    The Delaware Supreme Court recently affirmed a lower court’s decision allowing Energy Transfer Equity to abandon a planned merger with Williams Cos. based on ETE’s failure to obtain a tax opinion from outside counsel, which was a contractual condition to closing. The decision sheds light on how Delaware courts will view parties’ obligation in an M&A agreement to use "reasonable best efforts" or "commercially reasonable efforts.”
  • July 2017

    SEC Study Highlights "Troubling Characteristics" Of OTC Stock

    The Division of Economic and Risk Analysis of the Securities and Exchange Commission recently published a study that looks at trends in the market for over-the-counter (OTC) stocks and could have important implications for investor protections.
  • June 2017

    Delaware Ruling Provides Cautionary Tale Against Favoring Preferred Stockholders

    In a recent decision, the Delaware Court of Chancery refused to dismiss a breach of fiduciary duty claim accusing a board of directors of improperly favoring the interest of the company’s controlling stockholder to the detriment of the long-term interests of its common stockholders.
  • June 2017

    Precision And Drafting: Keys To Ensure Your Agreement To Negotiate In Good Faith Will Be Enforceable

    Term sheets, letters of intent and other preliminary documents can be useful for parties in complex negotiations, allowing them to handle the major issues of the deal first and worry about the details later. Agreements that say the parties will negotiate a future agreement in good faith can be enforceable. But how to do you ensure that your agreement will be enforced and that you will have recourse if the other side doesn’t live up to its end of the deal?
  • June 2107

    Regulation A+ Outpaces Regulation A Activity, SEC White Paper Says

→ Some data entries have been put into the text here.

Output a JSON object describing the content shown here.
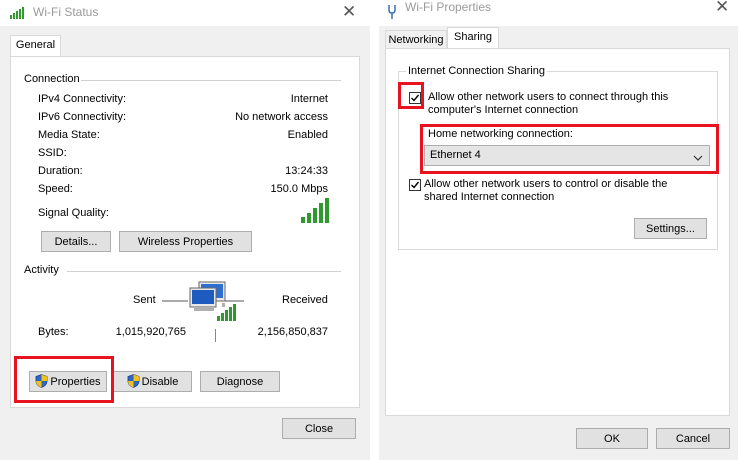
{
  "status_window": {
    "title": "Wi-Fi Status",
    "tab_general": "General",
    "connection_section": "Connection",
    "rows": [
      {
        "label": "IPv4 Connectivity:",
        "value": "Internet"
      },
      {
        "label": "IPv6 Connectivity:",
        "value": "No network access"
      },
      {
        "label": "Media State:",
        "value": "Enabled"
      },
      {
        "label": "SSID:",
        "value": ""
      },
      {
        "label": "Duration:",
        "value": "13:24:33"
      },
      {
        "label": "Speed:",
        "value": "150.0 Mbps"
      }
    ],
    "signal_quality_label": "Signal Quality:",
    "signal_bars": 5,
    "details_button": "Details...",
    "wireless_properties_button": "Wireless Properties",
    "activity_section": "Activity",
    "sent_label": "Sent",
    "received_label": "Received",
    "bytes_label": "Bytes:",
    "bytes_sent": "1,015,920,765",
    "bytes_received": "2,156,850,837",
    "properties_button": "Properties",
    "disable_button": "Disable",
    "diagnose_button": "Diagnose",
    "close_button": "Close"
  },
  "properties_window": {
    "title": "Wi-Fi Properties",
    "tab_networking": "Networking",
    "tab_sharing": "Sharing",
    "ics_group": "Internet Connection Sharing",
    "allow_connect_line1": "Allow other network users to connect through this",
    "allow_connect_line2": "computer's Internet connection",
    "allow_connect_checked": true,
    "home_networking_label": "Home networking connection:",
    "home_networking_value": "Ethernet 4",
    "allow_control_line1": "Allow other network users to control or disable the",
    "allow_control_line2": "shared Internet connection",
    "allow_control_checked": true,
    "settings_button": "Settings...",
    "ok_button": "OK",
    "cancel_button": "Cancel"
  },
  "colors": {
    "highlight_red": "#e8131f",
    "signal_green": "#2e9a2e"
  }
}
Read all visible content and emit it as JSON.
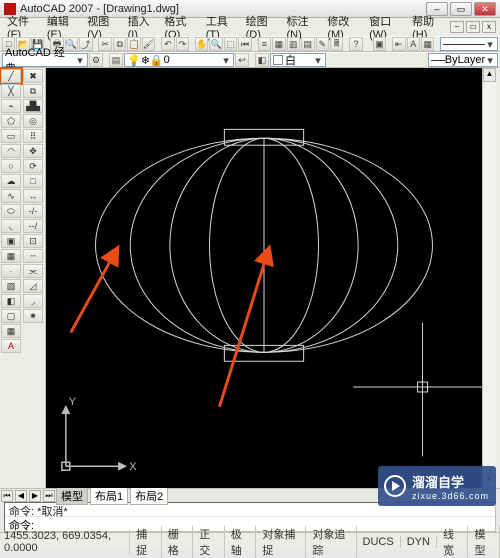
{
  "window": {
    "title": "AutoCAD 2007 - [Drawing1.dwg]",
    "menus": [
      "文件(F)",
      "编辑(E)",
      "视图(V)",
      "插入(I)",
      "格式(O)",
      "工具(T)",
      "绘图(D)",
      "标注(N)",
      "修改(M)",
      "窗口(W)",
      "帮助(H)"
    ]
  },
  "workspace_combo": "AutoCAD 经典",
  "layer_combo": "0",
  "color_combo": "白",
  "linetype_combo": "ByLayer",
  "layout_tabs": {
    "model": "模型",
    "l1": "布局1",
    "l2": "布局2"
  },
  "command": {
    "history": "命令: *取消*",
    "prompt": "命令:"
  },
  "status": {
    "coord": "1455.3023, 669.0354, 0.0000",
    "toggles": [
      "捕捉",
      "栅格",
      "正交",
      "极轴",
      "对象捕捉",
      "对象追踪",
      "DUCS",
      "DYN",
      "线宽",
      "模型"
    ]
  },
  "ucs_labels": {
    "x": "X",
    "y": "Y"
  },
  "watermark": {
    "big": "溜溜自学",
    "small": "zixue.3d66.com"
  }
}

    The SEC recently released a white paper entitled “Regulation A+: What Do We Know So Far?,” which examined Regulation A+ offerings between June 19, 2015 (the date the exemption took effect) and October 31, 2016. The study found that during the examined time period prospective issuers publicly filed offering statements for 147 Regulation A+ offerings, seeking up to approximately $2.6 billion in financing. This outpaced the past rate of Regulation A activity.